Problem details:
Your task is to tally the lines of the listing containing the word "arrow" and report the figure alone.

Records shown:

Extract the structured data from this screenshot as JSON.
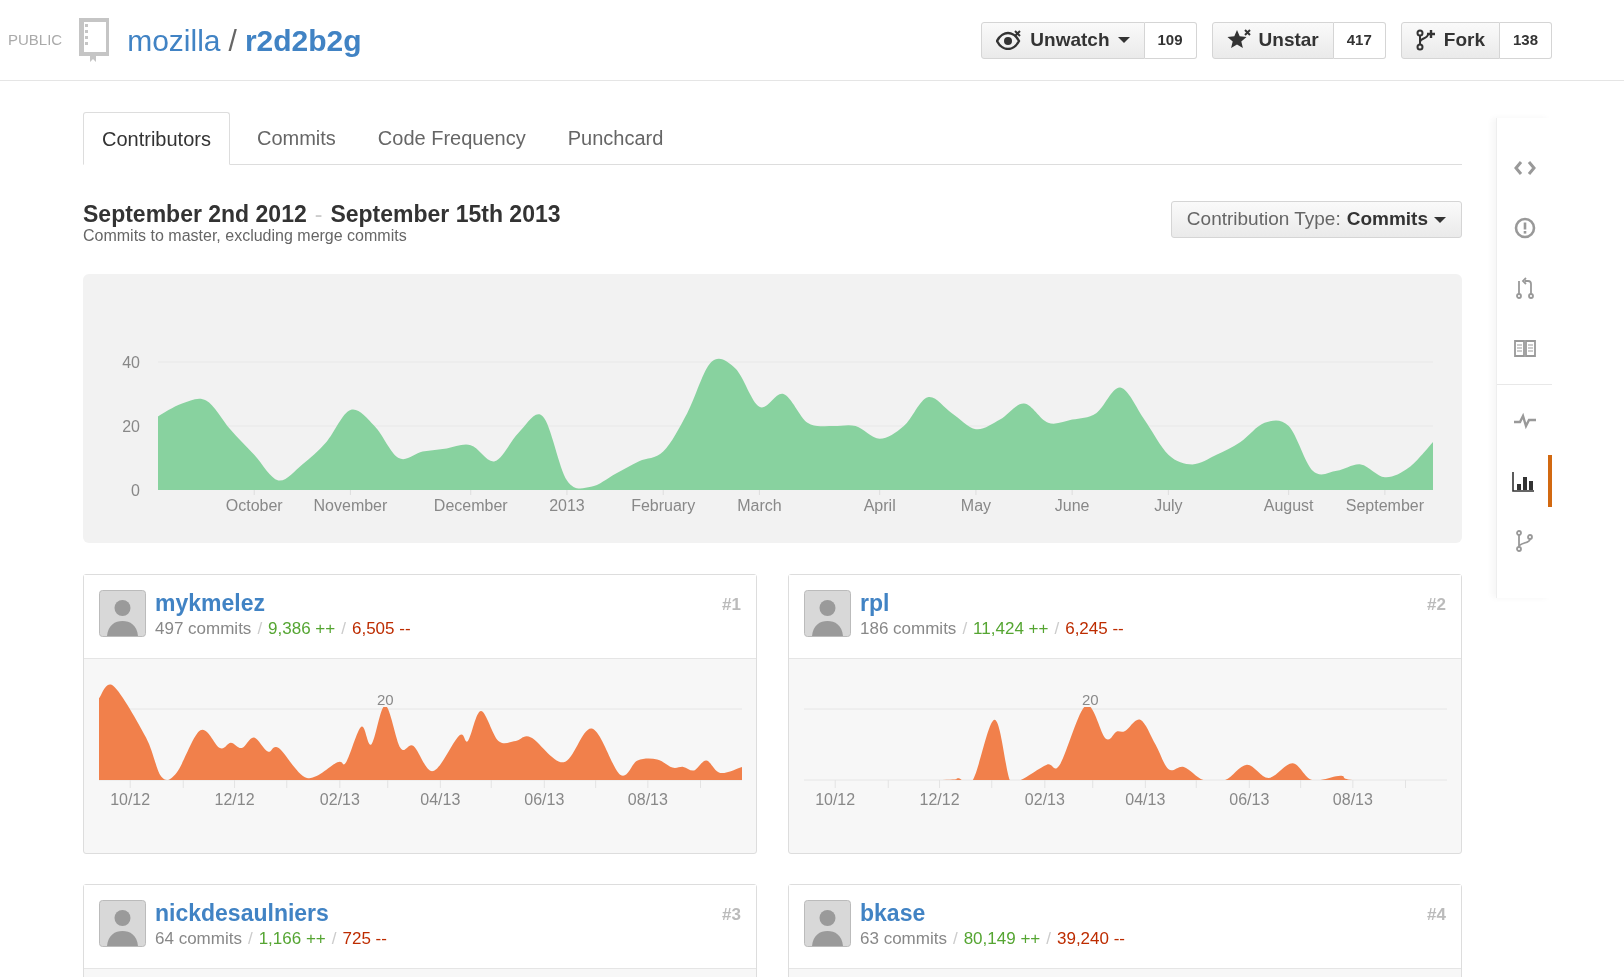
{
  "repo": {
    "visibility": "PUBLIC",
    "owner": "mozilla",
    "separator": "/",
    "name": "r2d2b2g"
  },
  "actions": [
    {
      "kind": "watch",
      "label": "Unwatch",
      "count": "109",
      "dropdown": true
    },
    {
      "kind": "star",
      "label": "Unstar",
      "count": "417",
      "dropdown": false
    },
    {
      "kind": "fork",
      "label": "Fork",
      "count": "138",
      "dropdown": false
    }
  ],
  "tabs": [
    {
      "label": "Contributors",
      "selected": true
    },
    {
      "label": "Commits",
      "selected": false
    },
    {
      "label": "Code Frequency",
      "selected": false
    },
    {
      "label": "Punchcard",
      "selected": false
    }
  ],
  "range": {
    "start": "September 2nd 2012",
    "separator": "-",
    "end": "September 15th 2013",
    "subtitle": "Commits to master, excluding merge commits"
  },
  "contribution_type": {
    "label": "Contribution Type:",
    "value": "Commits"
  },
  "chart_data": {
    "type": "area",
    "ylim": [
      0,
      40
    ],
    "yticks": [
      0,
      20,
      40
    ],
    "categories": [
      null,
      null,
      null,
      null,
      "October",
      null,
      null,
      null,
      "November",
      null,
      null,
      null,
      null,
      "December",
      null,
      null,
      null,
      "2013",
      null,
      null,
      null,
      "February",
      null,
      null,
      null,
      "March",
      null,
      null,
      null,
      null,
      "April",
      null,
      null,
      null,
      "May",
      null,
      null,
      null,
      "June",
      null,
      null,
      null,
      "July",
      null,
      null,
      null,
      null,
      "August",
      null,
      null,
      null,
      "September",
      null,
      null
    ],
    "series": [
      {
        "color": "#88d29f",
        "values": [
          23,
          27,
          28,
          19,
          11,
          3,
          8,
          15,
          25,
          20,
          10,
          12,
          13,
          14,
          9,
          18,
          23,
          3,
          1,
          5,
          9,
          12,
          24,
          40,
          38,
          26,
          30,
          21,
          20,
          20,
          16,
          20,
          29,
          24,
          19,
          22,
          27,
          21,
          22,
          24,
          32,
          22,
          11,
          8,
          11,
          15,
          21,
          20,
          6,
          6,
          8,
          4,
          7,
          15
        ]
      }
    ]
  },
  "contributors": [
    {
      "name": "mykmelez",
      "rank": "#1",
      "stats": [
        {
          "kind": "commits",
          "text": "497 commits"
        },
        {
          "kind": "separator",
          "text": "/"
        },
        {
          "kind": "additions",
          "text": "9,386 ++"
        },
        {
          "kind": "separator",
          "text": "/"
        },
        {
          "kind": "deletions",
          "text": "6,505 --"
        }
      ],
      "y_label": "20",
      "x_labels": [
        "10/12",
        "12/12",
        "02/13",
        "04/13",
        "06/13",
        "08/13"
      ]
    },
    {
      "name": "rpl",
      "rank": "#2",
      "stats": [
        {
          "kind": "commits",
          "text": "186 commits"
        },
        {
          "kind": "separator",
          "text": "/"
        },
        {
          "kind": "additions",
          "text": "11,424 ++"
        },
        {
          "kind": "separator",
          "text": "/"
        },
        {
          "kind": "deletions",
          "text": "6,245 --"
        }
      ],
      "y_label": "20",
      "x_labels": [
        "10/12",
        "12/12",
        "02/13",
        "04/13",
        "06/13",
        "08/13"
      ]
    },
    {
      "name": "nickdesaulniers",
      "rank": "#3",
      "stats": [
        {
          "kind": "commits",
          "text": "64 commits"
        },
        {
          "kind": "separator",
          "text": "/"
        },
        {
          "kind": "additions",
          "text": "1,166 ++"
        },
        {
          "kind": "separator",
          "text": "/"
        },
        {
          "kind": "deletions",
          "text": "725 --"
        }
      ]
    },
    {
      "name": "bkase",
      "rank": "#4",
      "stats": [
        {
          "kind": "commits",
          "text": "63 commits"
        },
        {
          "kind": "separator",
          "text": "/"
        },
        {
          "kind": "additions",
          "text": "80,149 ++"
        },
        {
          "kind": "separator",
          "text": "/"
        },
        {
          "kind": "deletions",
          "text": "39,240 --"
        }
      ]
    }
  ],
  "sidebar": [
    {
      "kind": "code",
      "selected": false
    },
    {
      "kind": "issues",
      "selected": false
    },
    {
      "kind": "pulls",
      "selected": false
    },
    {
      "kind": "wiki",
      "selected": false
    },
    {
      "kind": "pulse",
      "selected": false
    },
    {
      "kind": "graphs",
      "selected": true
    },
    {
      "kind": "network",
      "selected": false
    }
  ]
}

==

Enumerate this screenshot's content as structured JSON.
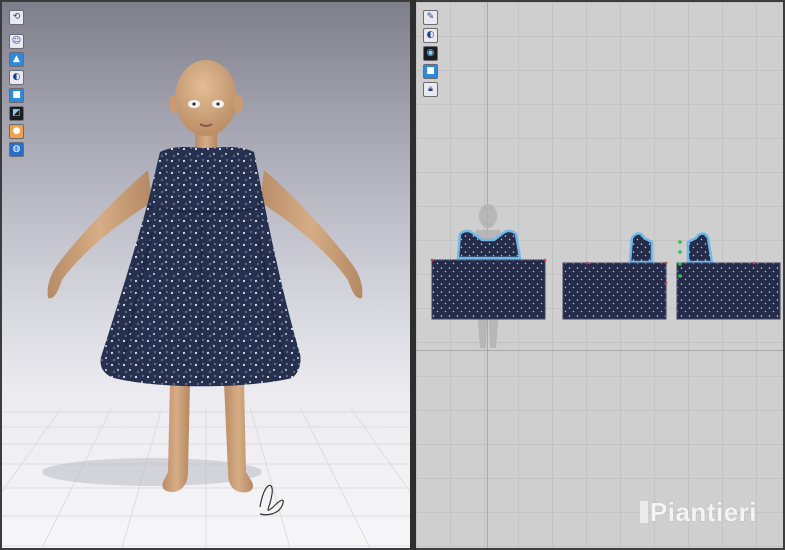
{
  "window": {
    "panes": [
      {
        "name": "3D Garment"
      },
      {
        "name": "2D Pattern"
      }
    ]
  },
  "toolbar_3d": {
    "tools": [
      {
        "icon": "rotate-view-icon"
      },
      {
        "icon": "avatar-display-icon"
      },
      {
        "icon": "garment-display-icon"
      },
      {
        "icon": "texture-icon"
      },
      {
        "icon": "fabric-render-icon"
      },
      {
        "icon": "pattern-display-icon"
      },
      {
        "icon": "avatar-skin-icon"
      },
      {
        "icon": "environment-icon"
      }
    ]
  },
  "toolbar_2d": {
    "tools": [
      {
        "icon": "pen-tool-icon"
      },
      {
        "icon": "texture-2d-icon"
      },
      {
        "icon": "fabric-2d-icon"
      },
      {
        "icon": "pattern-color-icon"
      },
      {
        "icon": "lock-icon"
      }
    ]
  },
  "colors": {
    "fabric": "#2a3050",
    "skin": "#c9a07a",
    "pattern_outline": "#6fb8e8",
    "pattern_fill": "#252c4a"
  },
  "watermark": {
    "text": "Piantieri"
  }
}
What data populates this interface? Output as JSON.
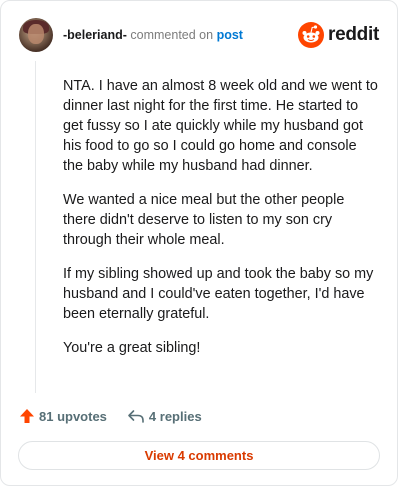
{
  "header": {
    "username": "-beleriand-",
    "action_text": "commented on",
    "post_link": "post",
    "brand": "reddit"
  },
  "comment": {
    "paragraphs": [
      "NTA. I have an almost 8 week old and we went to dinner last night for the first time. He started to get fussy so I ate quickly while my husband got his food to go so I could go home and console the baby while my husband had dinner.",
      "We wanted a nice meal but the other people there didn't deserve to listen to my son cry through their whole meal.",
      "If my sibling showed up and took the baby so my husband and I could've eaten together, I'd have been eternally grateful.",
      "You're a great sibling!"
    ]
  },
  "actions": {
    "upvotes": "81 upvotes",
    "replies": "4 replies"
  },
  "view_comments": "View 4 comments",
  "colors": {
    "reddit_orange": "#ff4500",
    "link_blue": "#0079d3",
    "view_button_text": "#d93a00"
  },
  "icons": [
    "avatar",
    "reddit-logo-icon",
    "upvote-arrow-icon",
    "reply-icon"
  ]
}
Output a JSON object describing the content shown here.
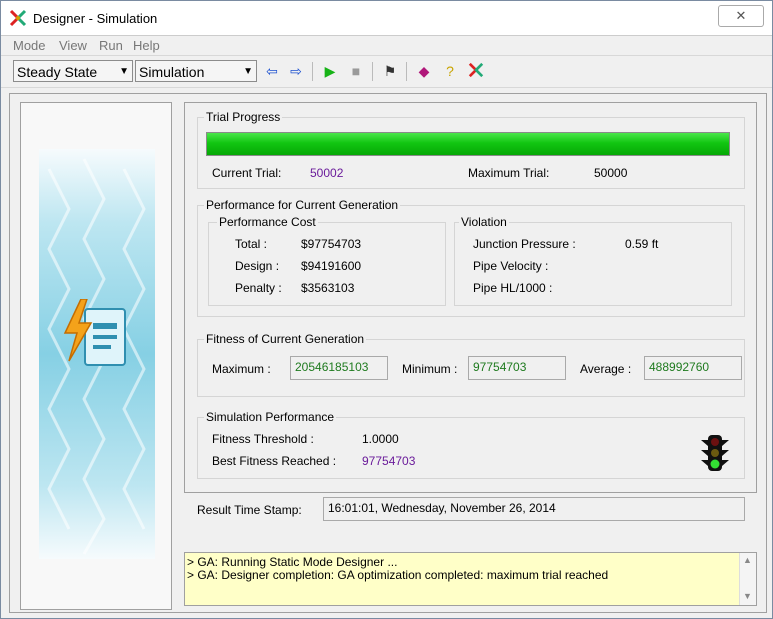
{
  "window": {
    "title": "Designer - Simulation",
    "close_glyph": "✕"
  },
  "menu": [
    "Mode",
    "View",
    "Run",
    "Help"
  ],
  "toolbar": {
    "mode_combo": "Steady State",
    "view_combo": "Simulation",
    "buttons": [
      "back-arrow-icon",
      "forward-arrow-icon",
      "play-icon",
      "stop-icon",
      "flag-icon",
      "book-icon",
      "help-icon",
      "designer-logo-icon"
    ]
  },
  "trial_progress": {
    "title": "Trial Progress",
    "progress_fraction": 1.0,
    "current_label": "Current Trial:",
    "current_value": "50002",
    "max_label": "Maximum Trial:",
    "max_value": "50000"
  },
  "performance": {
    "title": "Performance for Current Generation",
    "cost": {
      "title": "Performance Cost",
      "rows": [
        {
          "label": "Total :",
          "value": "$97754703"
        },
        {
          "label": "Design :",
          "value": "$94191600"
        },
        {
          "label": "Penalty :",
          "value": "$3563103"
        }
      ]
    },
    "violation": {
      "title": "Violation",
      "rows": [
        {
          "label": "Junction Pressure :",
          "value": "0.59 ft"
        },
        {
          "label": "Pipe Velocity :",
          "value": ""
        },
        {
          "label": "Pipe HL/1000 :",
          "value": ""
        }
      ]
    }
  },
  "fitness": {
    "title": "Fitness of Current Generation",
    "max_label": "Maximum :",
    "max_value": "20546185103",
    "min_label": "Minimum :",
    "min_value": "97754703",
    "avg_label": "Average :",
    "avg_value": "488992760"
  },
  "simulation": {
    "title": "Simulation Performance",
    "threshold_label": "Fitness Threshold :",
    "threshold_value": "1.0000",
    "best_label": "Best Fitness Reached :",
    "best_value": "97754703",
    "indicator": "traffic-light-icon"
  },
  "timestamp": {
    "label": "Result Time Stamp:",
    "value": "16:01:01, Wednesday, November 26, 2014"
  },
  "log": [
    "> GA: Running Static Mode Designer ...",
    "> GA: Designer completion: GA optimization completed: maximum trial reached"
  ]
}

Result:
3